If this USB Peripheral device has an input capacitor or capacitors, it’s likely that the very high peak current that the peripheral draws right when you apply power to it (inrush current required to charge that capacitance) is causing the fragile contacts of the reed relays in the module to “weld” closed. Reed relays are amazingly long-lived in terms of the number of operating cycles, but they’re notorious for being very unforgiving of high inrush currents that can weld the contacts when they close, or inductive loads that cause the contacts to “burn” as they try to open.
I doubt that the peripheral in question acts as an inductive load, but if so, that would be a problem, too.
Ideally, you’d use a relay with a higher inrush rating to control this device. Opto 22 does make a four output module with larger relays inside. The SNAP-OMR6-A may work fine for this application and the SNAP-OMR6T-C might be even better if the load is inductive.
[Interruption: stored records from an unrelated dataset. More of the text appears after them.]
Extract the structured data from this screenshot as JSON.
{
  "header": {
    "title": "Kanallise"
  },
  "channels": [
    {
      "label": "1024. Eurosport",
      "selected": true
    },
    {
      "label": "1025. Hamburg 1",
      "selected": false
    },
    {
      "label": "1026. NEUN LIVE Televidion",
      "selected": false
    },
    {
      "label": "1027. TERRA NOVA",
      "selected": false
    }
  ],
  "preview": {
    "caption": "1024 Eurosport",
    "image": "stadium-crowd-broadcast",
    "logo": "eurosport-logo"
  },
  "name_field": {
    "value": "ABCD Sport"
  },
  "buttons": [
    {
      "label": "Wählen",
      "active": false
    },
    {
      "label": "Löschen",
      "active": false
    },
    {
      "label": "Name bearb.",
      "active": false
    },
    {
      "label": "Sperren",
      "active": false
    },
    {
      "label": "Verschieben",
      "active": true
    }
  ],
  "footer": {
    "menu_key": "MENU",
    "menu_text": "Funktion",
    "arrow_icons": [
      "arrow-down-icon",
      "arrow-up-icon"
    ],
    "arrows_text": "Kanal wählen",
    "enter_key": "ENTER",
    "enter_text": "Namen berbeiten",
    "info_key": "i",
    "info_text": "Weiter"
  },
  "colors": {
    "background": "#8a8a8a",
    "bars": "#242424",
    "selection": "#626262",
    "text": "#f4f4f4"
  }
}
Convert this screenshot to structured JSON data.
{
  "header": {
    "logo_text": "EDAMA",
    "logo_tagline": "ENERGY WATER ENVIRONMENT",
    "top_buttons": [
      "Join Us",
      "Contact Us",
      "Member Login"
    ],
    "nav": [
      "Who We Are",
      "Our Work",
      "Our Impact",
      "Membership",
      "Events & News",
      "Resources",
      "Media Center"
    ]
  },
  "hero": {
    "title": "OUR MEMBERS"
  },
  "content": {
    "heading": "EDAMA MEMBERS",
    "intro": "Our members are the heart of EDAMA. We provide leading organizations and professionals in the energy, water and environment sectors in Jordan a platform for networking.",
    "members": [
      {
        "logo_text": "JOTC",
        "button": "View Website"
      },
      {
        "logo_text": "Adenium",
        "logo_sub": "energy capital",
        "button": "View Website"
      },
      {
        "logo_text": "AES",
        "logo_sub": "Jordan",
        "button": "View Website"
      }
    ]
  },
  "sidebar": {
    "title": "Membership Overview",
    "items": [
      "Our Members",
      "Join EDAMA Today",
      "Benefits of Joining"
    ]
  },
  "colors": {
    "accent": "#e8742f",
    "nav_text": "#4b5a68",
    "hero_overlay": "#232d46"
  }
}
Also, you may be able to use some resistance in series with the load to limit the peak inrush current as the little relay charges the USB Device’s capacitance. There are even special thermal “inrush current limiter” devices that offer a higher resistance when current first begins to flow through them, but then lower their resistance as they heat up.
But you don’t want the current limiting device to drop too much voltage across itself such that you end up with too low of an operating voltage at the USB peripheral. There can also be problems if power is applied too slowly to a device - the power-up behavior of some processor circuits can be unpredictable. So that can be an issue.
You could also use a separate external “interposing relay” to provide higher-current contacts for the job. But then you WOULD have an inductive load (the interposing relay’s coil) being driven by the reed relay. So you would want to use a reverse-biased “bark back” diode, snubber, or low voltage MOV, transorb, or zener diode, etc., across the coil to absorb the high voltage “kick” created when the relay contact opens and the magnetic field around the relay coil collapses.